> _EXTRACTED INFORMATION_
◇ ◇ ◇ ◇
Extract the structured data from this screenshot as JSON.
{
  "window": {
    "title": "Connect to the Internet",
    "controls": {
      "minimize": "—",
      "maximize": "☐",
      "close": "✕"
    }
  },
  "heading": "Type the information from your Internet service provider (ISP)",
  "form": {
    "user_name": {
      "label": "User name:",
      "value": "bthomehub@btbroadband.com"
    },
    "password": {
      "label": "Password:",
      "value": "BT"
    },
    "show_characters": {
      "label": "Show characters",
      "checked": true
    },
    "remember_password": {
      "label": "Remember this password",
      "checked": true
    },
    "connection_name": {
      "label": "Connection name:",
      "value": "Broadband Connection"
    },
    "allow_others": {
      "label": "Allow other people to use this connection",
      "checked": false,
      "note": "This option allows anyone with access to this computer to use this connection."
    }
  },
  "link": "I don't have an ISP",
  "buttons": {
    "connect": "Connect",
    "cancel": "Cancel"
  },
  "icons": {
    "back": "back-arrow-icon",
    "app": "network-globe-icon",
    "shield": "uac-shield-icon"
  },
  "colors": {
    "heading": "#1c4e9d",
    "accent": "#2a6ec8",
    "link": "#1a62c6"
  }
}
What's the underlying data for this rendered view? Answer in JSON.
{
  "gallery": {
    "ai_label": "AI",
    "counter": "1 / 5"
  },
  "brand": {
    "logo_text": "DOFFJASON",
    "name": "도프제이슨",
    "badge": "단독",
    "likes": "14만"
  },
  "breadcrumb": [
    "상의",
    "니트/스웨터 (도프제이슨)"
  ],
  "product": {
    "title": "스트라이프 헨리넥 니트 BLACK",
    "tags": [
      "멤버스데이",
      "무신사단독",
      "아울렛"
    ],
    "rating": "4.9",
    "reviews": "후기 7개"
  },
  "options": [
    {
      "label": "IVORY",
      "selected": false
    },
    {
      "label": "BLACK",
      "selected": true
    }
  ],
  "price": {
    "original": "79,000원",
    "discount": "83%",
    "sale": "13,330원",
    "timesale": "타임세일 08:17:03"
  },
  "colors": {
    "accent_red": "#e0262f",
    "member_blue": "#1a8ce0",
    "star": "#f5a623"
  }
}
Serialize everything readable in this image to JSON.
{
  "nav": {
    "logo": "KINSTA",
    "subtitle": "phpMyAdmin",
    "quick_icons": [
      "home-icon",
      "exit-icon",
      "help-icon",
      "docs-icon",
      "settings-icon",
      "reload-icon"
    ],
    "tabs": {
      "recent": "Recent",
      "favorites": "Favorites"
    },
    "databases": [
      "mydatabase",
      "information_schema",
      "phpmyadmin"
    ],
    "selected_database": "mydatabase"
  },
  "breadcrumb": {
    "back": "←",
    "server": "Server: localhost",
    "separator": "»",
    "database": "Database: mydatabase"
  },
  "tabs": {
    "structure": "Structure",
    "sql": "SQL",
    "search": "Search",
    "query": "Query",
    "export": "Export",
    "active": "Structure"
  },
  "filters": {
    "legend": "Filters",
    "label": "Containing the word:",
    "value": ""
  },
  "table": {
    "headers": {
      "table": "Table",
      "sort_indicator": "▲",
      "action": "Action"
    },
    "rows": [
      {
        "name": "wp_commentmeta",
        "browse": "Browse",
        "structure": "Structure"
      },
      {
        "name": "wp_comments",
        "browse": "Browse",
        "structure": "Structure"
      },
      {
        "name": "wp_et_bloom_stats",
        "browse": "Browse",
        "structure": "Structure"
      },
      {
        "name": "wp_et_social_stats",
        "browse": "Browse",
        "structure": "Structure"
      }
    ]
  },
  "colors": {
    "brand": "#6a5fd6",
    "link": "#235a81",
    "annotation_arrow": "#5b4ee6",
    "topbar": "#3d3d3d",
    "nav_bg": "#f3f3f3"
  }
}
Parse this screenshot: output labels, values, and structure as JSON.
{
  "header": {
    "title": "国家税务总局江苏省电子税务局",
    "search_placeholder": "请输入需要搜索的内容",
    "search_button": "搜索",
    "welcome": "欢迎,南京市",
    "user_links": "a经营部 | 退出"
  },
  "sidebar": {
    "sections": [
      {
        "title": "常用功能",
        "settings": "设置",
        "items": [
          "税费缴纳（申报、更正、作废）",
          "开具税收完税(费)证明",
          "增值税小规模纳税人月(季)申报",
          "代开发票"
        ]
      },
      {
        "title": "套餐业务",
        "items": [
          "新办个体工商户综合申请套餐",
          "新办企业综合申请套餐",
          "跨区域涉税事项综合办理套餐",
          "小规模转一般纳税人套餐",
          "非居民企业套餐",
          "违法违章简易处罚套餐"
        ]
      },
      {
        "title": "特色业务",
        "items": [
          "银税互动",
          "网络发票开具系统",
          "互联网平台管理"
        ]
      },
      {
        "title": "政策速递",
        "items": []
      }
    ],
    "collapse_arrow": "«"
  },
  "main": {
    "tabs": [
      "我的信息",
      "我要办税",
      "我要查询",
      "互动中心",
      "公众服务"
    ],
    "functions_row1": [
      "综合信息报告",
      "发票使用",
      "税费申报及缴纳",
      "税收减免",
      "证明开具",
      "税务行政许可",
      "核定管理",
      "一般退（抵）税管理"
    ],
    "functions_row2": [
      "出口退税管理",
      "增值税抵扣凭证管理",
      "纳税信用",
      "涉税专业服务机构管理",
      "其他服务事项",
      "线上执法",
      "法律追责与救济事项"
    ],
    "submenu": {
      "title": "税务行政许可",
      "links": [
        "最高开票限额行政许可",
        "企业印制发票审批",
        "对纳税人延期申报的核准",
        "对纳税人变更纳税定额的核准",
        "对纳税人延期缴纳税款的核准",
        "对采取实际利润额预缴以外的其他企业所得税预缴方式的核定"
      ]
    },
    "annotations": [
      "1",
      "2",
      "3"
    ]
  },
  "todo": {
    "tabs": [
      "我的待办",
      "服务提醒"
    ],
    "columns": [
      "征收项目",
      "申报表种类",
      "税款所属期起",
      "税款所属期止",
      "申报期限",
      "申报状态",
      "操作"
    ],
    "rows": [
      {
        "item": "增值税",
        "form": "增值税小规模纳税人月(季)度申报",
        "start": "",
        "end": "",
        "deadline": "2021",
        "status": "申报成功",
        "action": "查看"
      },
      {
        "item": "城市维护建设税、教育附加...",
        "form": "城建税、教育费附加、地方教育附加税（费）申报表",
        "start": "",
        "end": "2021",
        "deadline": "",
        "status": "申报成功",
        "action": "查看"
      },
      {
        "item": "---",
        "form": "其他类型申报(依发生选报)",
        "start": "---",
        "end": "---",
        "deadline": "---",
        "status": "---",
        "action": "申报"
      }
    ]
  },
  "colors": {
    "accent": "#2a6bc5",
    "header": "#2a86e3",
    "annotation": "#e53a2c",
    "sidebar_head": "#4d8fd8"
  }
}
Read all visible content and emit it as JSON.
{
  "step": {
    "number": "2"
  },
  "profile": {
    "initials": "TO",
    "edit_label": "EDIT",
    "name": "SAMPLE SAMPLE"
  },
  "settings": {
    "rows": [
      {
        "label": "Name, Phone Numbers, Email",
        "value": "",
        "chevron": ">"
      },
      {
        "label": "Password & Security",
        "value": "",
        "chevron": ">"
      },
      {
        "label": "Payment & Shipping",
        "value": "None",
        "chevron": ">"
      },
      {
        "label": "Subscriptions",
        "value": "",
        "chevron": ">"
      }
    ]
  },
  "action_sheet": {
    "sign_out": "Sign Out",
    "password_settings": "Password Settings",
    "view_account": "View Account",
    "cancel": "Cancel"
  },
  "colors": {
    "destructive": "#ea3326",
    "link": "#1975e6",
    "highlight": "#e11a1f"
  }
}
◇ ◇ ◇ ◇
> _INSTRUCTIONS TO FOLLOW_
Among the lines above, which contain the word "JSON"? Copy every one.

> _RESULT FOR THIS TASK_
Extract the structured data from this screenshot as JSON.
What's the underlying data for this rendered view? Answer in JSON.
Serialize everything readable in this image to JSON.
Parse this screenshot: output labels, values, and structure as JSON.
Read all visible content and emit it as JSON.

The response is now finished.